**Work instructions**
If a record holds a picture, leave the picture out; return everything else exactly.
** Opening Supplied data block **
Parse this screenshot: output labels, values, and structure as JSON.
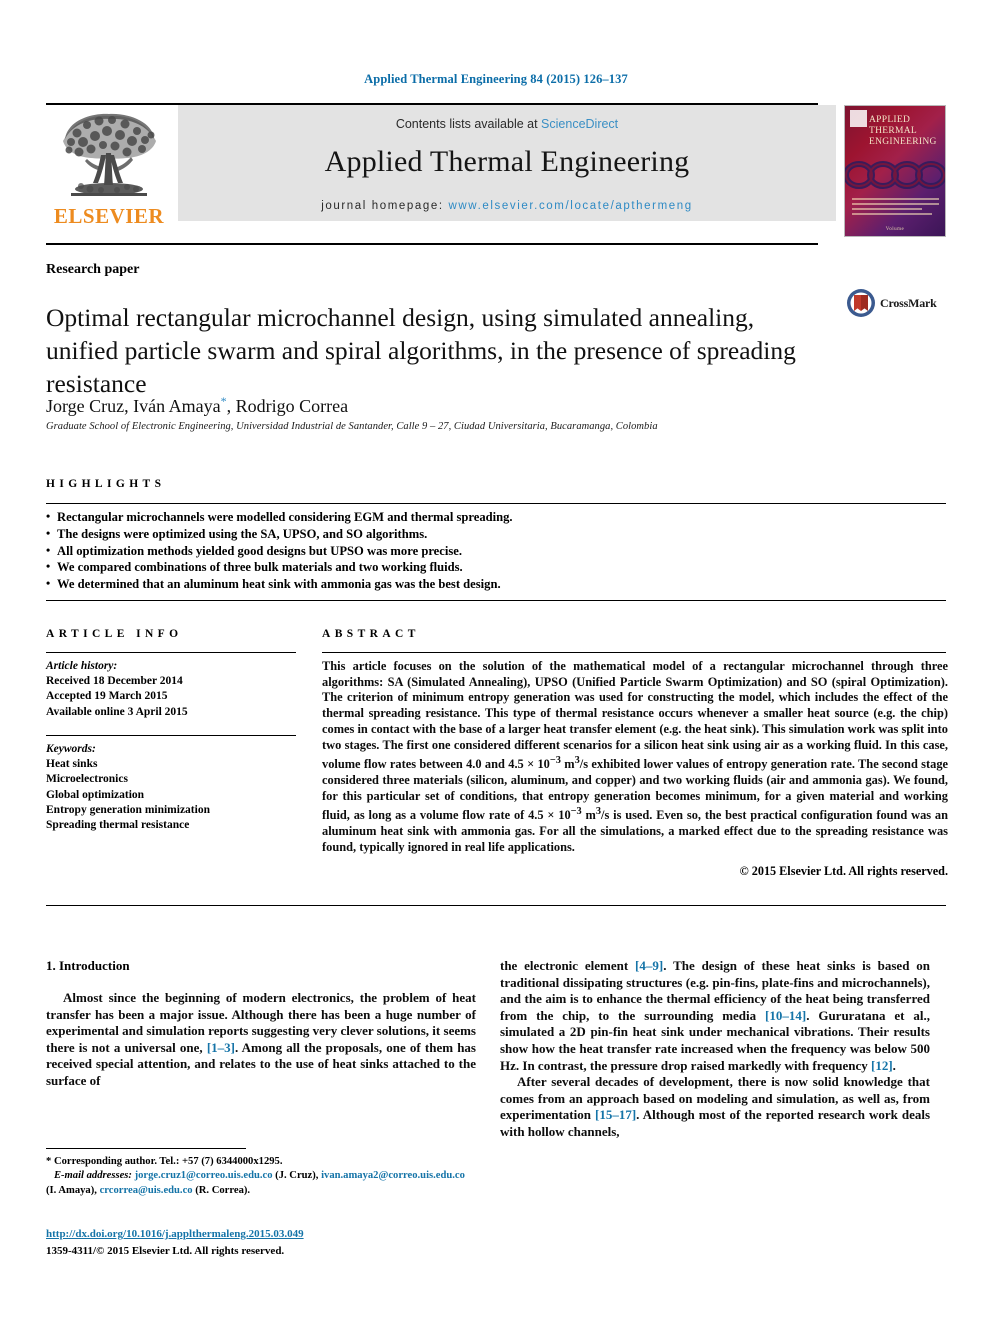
{
  "running_head": "Applied Thermal Engineering 84 (2015) 126–137",
  "masthead": {
    "publisher_name": "ELSEVIER",
    "contents_prefix": "Contents lists available at ",
    "contents_link": "ScienceDirect",
    "journal_title": "Applied Thermal Engineering",
    "homepage_prefix": "journal homepage: ",
    "homepage_link": "www.elsevier.com/locate/apthermeng",
    "cover": {
      "line1": "APPLIED",
      "line2": "THERMAL",
      "line3": "ENGINEERING",
      "footer": "Volume"
    }
  },
  "article": {
    "type": "Research paper",
    "title": "Optimal rectangular microchannel design, using simulated annealing, unified particle swarm and spiral algorithms, in the presence of spreading resistance",
    "crossmark_label": "CrossMark",
    "authors": "Jorge Cruz, Iván Amaya",
    "authors_suffix": ", Rodrigo Correa",
    "corresponding_marker": "*",
    "affiliation": "Graduate School of Electronic Engineering, Universidad Industrial de Santander, Calle 9 – 27, Ciudad Universitaria, Bucaramanga, Colombia"
  },
  "highlights": {
    "heading": "HIGHLIGHTS",
    "items": [
      "Rectangular microchannels were modelled considering EGM and thermal spreading.",
      "The designs were optimized using the SA, UPSO, and SO algorithms.",
      "All optimization methods yielded good designs but UPSO was more precise.",
      "We compared combinations of three bulk materials and two working fluids.",
      "We determined that an aluminum heat sink with ammonia gas was the best design."
    ]
  },
  "article_info": {
    "heading": "ARTICLE INFO",
    "history_label": "Article history:",
    "history": [
      "Received 18 December 2014",
      "Accepted 19 March 2015",
      "Available online 3 April 2015"
    ],
    "keywords_label": "Keywords:",
    "keywords": [
      "Heat sinks",
      "Microelectronics",
      "Global optimization",
      "Entropy generation minimization",
      "Spreading thermal resistance"
    ]
  },
  "abstract": {
    "heading": "ABSTRACT",
    "paragraph_1": "This article focuses on the solution of the mathematical model of a rectangular microchannel through three algorithms: SA (Simulated Annealing), UPSO (Unified Particle Swarm Optimization) and SO (spiral Optimization). The criterion of minimum entropy generation was used for constructing the model, which includes the effect of the thermal spreading resistance. This type of thermal resistance occurs whenever a smaller heat source (e.g. the chip) comes in contact with the base of a larger heat transfer element (e.g. the heat sink). This simulation work was split into two stages. The first one considered different scenarios for a silicon heat sink using air as a working fluid. In this case, volume flow rates between 4.0 and ",
    "flow_value_1": "4.5 × 10",
    "flow_exp_1": "−3",
    "flow_unit_1": " m",
    "flow_unit_sup_1": "3",
    "flow_unit_tail_1": "/s",
    "paragraph_2": " exhibited lower values of entropy generation rate. The second stage considered three materials (silicon, aluminum, and copper) and two working fluids (air and ammonia gas). We found, for this particular set of conditions, that entropy generation becomes minimum, for a given material and working fluid, as long as a volume flow rate of ",
    "paragraph_3": " is used. Even so, the best practical configuration found was an aluminum heat sink with ammonia gas. For all the simulations, a marked effect due to the spreading resistance was found, typically ignored in real life applications.",
    "copyright": "© 2015 Elsevier Ltd. All rights reserved."
  },
  "body": {
    "section_number_title": "1. Introduction",
    "left_paragraph": "Almost since the beginning of modern electronics, the problem of heat transfer has been a major issue. Although there has been a huge number of experimental and simulation reports suggesting very clever solutions, it seems there is not a universal one, ",
    "left_ref": "[1–3]",
    "left_paragraph_cont": ". Among all the proposals, one of them has received special attention, and relates to the use of heat sinks attached to the surface of",
    "right_paragraph_a_1": "the electronic element ",
    "right_ref_1": "[4–9]",
    "right_paragraph_a_2": ". The design of these heat sinks is based on traditional dissipating structures (e.g. pin-fins, plate-fins and microchannels), and the aim is to enhance the thermal efficiency of the heat being transferred from the chip, to the surrounding media ",
    "right_ref_2": "[10–14]",
    "right_paragraph_a_3": ". Gururatana et al., simulated a 2D pin-fin heat sink under mechanical vibrations. Their results show how the heat transfer rate increased when the frequency was below 500 Hz. In contrast, the pressure drop raised markedly with frequency ",
    "right_ref_3": "[12]",
    "right_paragraph_a_4": ".",
    "right_paragraph_b_1": "After several decades of development, there is now solid knowledge that comes from an approach based on modeling and simulation, as well as, from experimentation ",
    "right_ref_4": "[15–17]",
    "right_paragraph_b_2": ". Although most of the reported research work deals with hollow channels,"
  },
  "footnote": {
    "corresponding": "Corresponding author. Tel.: +57 (7) 6344000x1295.",
    "email_label": "E-mail addresses:",
    "email_1": "jorge.cruz1@correo.uis.edu.co",
    "email_1_who": "(J. Cruz),",
    "email_2": "ivan.amaya2@correo.uis.edu.co",
    "email_2_who": "(I. Amaya),",
    "email_3": "crcorrea@uis.edu.co",
    "email_3_who": "(R. Correa).",
    "doi": "http://dx.doi.org/10.1016/j.applthermaleng.2015.03.049",
    "issn_line": "1359-4311/© 2015 Elsevier Ltd. All rights reserved."
  },
  "colors": {
    "link_blue": "#1574a8",
    "elsevier_orange": "#ED8B1F",
    "banner_grey": "#e3e3e3"
  }
}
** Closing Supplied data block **
**Completed exercise**
Parse this screenshot: output labels, values, and structure as JSON.
{
  "running_head": "Applied Thermal Engineering 84 (2015) 126–137",
  "masthead": {
    "publisher_name": "ELSEVIER",
    "contents_prefix": "Contents lists available at ",
    "contents_link": "ScienceDirect",
    "journal_title": "Applied Thermal Engineering",
    "homepage_prefix": "journal homepage: ",
    "homepage_link": "www.elsevier.com/locate/apthermeng",
    "cover": {
      "line1": "APPLIED",
      "line2": "THERMAL",
      "line3": "ENGINEERING",
      "footer": "Volume"
    }
  },
  "article": {
    "type": "Research paper",
    "title": "Optimal rectangular microchannel design, using simulated annealing, unified particle swarm and spiral algorithms, in the presence of spreading resistance",
    "crossmark_label": "CrossMark",
    "authors": "Jorge Cruz, Iván Amaya",
    "authors_suffix": ", Rodrigo Correa",
    "corresponding_marker": "*",
    "affiliation": "Graduate School of Electronic Engineering, Universidad Industrial de Santander, Calle 9 – 27, Ciudad Universitaria, Bucaramanga, Colombia"
  },
  "highlights": {
    "heading": "HIGHLIGHTS",
    "items": [
      "Rectangular microchannels were modelled considering EGM and thermal spreading.",
      "The designs were optimized using the SA, UPSO, and SO algorithms.",
      "All optimization methods yielded good designs but UPSO was more precise.",
      "We compared combinations of three bulk materials and two working fluids.",
      "We determined that an aluminum heat sink with ammonia gas was the best design."
    ]
  },
  "article_info": {
    "heading": "ARTICLE INFO",
    "history_label": "Article history:",
    "history": [
      "Received 18 December 2014",
      "Accepted 19 March 2015",
      "Available online 3 April 2015"
    ],
    "keywords_label": "Keywords:",
    "keywords": [
      "Heat sinks",
      "Microelectronics",
      "Global optimization",
      "Entropy generation minimization",
      "Spreading thermal resistance"
    ]
  },
  "abstract": {
    "heading": "ABSTRACT",
    "paragraph_1": "This article focuses on the solution of the mathematical model of a rectangular microchannel through three algorithms: SA (Simulated Annealing), UPSO (Unified Particle Swarm Optimization) and SO (spiral Optimization). The criterion of minimum entropy generation was used for constructing the model, which includes the effect of the thermal spreading resistance. This type of thermal resistance occurs whenever a smaller heat source (e.g. the chip) comes in contact with the base of a larger heat transfer element (e.g. the heat sink). This simulation work was split into two stages. The first one considered different scenarios for a silicon heat sink using air as a working fluid. In this case, volume flow rates between 4.0 and ",
    "flow_value_1": "4.5 × 10",
    "flow_exp_1": "−3",
    "flow_unit_1": " m",
    "flow_unit_sup_1": "3",
    "flow_unit_tail_1": "/s",
    "paragraph_2": " exhibited lower values of entropy generation rate. The second stage considered three materials (silicon, aluminum, and copper) and two working fluids (air and ammonia gas). We found, for this particular set of conditions, that entropy generation becomes minimum, for a given material and working fluid, as long as a volume flow rate of ",
    "paragraph_3": " is used. Even so, the best practical configuration found was an aluminum heat sink with ammonia gas. For all the simulations, a marked effect due to the spreading resistance was found, typically ignored in real life applications.",
    "copyright": "© 2015 Elsevier Ltd. All rights reserved."
  },
  "body": {
    "section_number_title": "1. Introduction",
    "left_paragraph": "Almost since the beginning of modern electronics, the problem of heat transfer has been a major issue. Although there has been a huge number of experimental and simulation reports suggesting very clever solutions, it seems there is not a universal one, ",
    "left_ref": "[1–3]",
    "left_paragraph_cont": ". Among all the proposals, one of them has received special attention, and relates to the use of heat sinks attached to the surface of",
    "right_paragraph_a_1": "the electronic element ",
    "right_ref_1": "[4–9]",
    "right_paragraph_a_2": ". The design of these heat sinks is based on traditional dissipating structures (e.g. pin-fins, plate-fins and microchannels), and the aim is to enhance the thermal efficiency of the heat being transferred from the chip, to the surrounding media ",
    "right_ref_2": "[10–14]",
    "right_paragraph_a_3": ". Gururatana et al., simulated a 2D pin-fin heat sink under mechanical vibrations. Their results show how the heat transfer rate increased when the frequency was below 500 Hz. In contrast, the pressure drop raised markedly with frequency ",
    "right_ref_3": "[12]",
    "right_paragraph_a_4": ".",
    "right_paragraph_b_1": "After several decades of development, there is now solid knowledge that comes from an approach based on modeling and simulation, as well as, from experimentation ",
    "right_ref_4": "[15–17]",
    "right_paragraph_b_2": ". Although most of the reported research work deals with hollow channels,"
  },
  "footnote": {
    "corresponding": "Corresponding author. Tel.: +57 (7) 6344000x1295.",
    "email_label": "E-mail addresses:",
    "email_1": "jorge.cruz1@correo.uis.edu.co",
    "email_1_who": "(J. Cruz),",
    "email_2": "ivan.amaya2@correo.uis.edu.co",
    "email_2_who": "(I. Amaya),",
    "email_3": "crcorrea@uis.edu.co",
    "email_3_who": "(R. Correa).",
    "doi": "http://dx.doi.org/10.1016/j.applthermaleng.2015.03.049",
    "issn_line": "1359-4311/© 2015 Elsevier Ltd. All rights reserved."
  },
  "colors": {
    "link_blue": "#1574a8",
    "elsevier_orange": "#ED8B1F",
    "banner_grey": "#e3e3e3"
  }
}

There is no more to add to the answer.